)Poenari Castle ruins, photographed by Nicubunu)
Bram Stoker, who never traveled to Romania, borrowed (from German polemics) a horrorshow view of a vampire he named Dracula in his 1897 novel that I don’t think has ever been out of print in English—or in print in Romania.
Pettersen also writes jauntily of the rebellion that led to the shooting of the Ceausescus 1989 for genocide and destroying the Romanian economy. The communist dictator was also from Wallachia (between the Danube and the Carpathian mountains).
Between reporting history that is gratingly insensitive to the suffering inflicted by Wallachian rulers and others in the 15th and 20th centuries, Pettersen includes travel-guide accounts of various places.
There is no evidence that he backpacked during any of his Lonely Planet assignments of researching Romania. His travel seems to have been entirely by rental car, and the first work of the title seems to me false advertising, though the subtitle “On the Trail of Vlad the Impaler and the Vampire He Inspired” is quite accurate.

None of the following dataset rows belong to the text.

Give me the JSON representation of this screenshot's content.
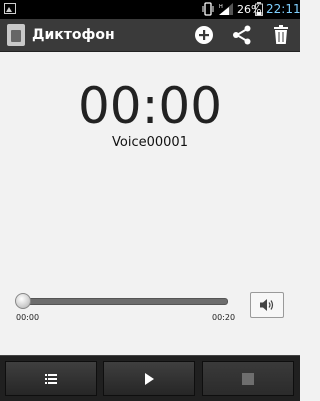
{
  "status_bar": {
    "battery_percent": "26%",
    "time": "22:11",
    "signal_bars": 3,
    "time_color": "#7fd0ff"
  },
  "action_bar": {
    "title": "Диктофон",
    "icons": [
      "app-recorder-icon",
      "add-icon",
      "share-icon",
      "delete-icon"
    ]
  },
  "recorder": {
    "timer": "00:00",
    "file_name": "Voice00001",
    "position_start": "00:00",
    "duration": "00:20",
    "progress_fraction": 0
  },
  "bottom_bar": {
    "buttons": [
      "list-icon",
      "play-icon",
      "stop-icon"
    ]
  }
}
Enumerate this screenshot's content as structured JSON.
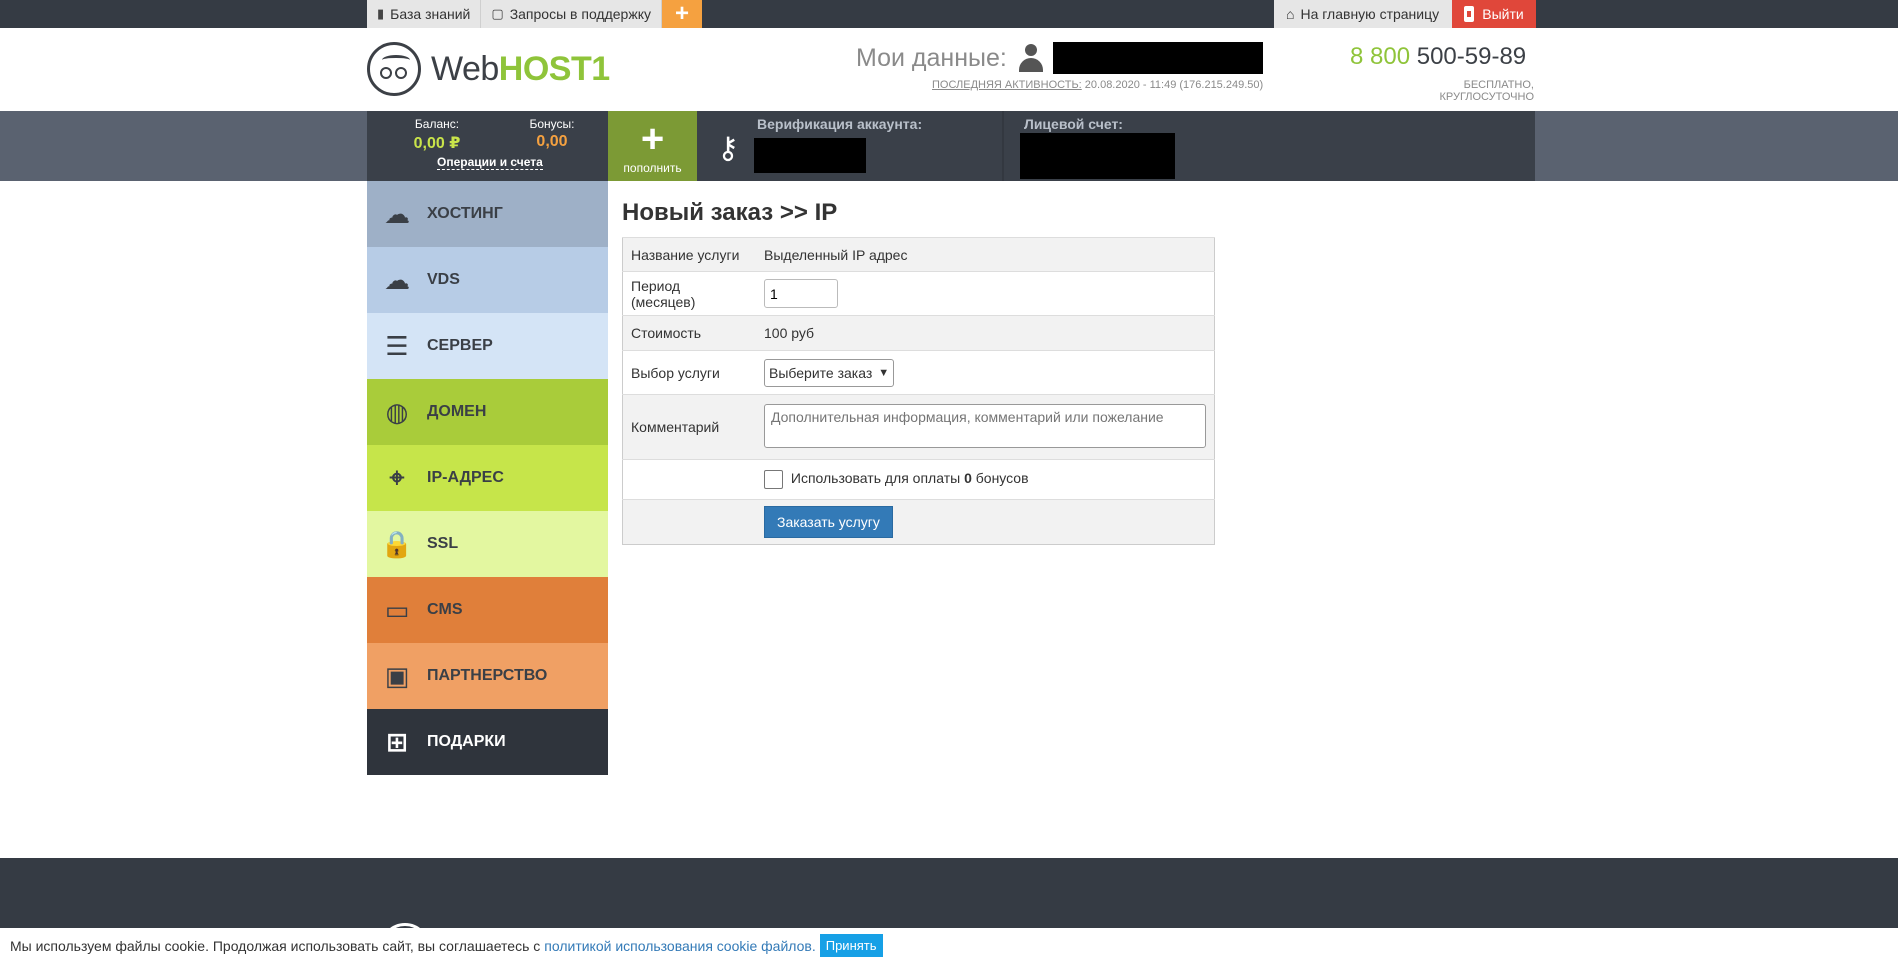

The book is probably somewhat useful to travelers to Romania (though I’m pretty sure that it is less so than the Lonely Planet guidebooks to which he contributed) and is entertaining for those with a Monty Pythonish sense of humor extending to breeziness about torture and starvation. Not that Pettersen condones the conduct of Vlad Dracula, writing that “even in an era when human life was unbelievably cheap, onein which witnessing death was a regular occurrence for most people, these gory, slow-motion spectacles must have been appalling.”
©2017, Stephen O. Murray
The print is very large (18 point, I think) which makes it easy to read even with dim light and stretches the book to 265 pages.